- BEST PUPPY TOY
We Like: Snuggle Puppy w/ Heart Beat & Heat Pack - Perfect for new puppies. We get all of our Service Dog pups a Snuggle Puppy.
- BEST CHEW TOY
We Like: KONG Extreme - Great toy for heavy chewers like our Labrador Retrievers.
- BEST DOG TREATS
We Like: Wellness Soft Puppy Bites - One of our favorite treats for training our service dog puppies.
For a list of all the supplies we get for our new service dog puppies check out our New Puppy Checklist on the PuppyInTraining.com blog.

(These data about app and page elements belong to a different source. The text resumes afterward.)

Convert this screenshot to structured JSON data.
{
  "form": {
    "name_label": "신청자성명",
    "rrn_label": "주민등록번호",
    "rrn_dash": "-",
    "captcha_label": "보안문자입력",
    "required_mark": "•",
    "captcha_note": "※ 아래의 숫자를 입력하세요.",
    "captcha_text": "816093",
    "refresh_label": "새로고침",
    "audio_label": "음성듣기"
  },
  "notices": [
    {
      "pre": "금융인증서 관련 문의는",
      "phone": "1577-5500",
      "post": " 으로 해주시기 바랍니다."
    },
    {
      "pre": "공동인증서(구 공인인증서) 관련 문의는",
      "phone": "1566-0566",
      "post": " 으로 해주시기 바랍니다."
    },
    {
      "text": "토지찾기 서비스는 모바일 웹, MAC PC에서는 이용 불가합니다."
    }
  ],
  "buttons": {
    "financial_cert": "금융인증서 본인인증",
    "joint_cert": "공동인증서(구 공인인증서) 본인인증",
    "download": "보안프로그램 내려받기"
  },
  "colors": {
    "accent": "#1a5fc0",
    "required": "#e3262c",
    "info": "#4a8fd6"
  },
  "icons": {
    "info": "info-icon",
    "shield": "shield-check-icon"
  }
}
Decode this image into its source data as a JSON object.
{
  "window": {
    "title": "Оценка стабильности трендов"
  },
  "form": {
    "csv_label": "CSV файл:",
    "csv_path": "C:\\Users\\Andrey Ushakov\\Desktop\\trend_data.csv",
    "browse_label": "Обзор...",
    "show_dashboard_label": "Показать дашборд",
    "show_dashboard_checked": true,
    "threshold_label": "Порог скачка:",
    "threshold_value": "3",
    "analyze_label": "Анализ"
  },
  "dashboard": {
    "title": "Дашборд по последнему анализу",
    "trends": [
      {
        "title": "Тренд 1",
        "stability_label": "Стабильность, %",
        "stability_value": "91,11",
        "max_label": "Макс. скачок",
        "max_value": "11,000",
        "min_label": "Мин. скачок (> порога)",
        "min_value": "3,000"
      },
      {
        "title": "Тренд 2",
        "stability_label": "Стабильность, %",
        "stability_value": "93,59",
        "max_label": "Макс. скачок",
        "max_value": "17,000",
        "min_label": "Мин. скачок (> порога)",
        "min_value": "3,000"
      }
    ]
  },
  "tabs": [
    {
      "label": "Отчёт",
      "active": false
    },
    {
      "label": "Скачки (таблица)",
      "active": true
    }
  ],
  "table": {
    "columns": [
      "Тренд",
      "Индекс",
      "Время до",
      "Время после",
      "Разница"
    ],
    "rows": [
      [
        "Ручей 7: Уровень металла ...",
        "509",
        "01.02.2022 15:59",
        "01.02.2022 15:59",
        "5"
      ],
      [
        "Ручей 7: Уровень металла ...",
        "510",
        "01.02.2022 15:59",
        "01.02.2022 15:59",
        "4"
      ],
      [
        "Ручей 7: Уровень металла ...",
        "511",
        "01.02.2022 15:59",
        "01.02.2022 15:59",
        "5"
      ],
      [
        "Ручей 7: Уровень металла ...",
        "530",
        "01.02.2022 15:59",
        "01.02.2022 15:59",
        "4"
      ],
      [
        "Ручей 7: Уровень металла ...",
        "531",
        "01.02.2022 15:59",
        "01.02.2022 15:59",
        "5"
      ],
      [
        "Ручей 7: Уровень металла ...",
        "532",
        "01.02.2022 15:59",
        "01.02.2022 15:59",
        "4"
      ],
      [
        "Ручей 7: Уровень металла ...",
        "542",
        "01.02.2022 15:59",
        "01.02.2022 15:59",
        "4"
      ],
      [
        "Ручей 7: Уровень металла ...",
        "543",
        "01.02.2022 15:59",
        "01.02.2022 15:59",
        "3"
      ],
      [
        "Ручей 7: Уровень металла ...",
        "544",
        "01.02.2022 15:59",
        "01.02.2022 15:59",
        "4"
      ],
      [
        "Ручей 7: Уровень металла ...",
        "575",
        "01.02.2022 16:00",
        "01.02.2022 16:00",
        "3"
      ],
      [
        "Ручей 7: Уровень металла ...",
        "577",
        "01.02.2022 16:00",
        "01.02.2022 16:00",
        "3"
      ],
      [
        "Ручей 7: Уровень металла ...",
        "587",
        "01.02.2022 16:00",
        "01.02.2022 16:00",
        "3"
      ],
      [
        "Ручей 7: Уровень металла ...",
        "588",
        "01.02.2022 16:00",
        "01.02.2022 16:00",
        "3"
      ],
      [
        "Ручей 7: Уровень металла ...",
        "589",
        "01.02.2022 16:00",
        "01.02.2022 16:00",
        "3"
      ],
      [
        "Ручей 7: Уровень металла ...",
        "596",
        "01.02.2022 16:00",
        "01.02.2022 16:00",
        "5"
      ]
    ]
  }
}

- Puppy Development & Growth Stages Guide – Key Age Milestones and Week by Week Timeline - July 25, 2018
- How to Clean Your Labradors Ears – And Why You Should Do It - January 11, 2016
- Labrador Retriever Grooming Overview - July 16, 2015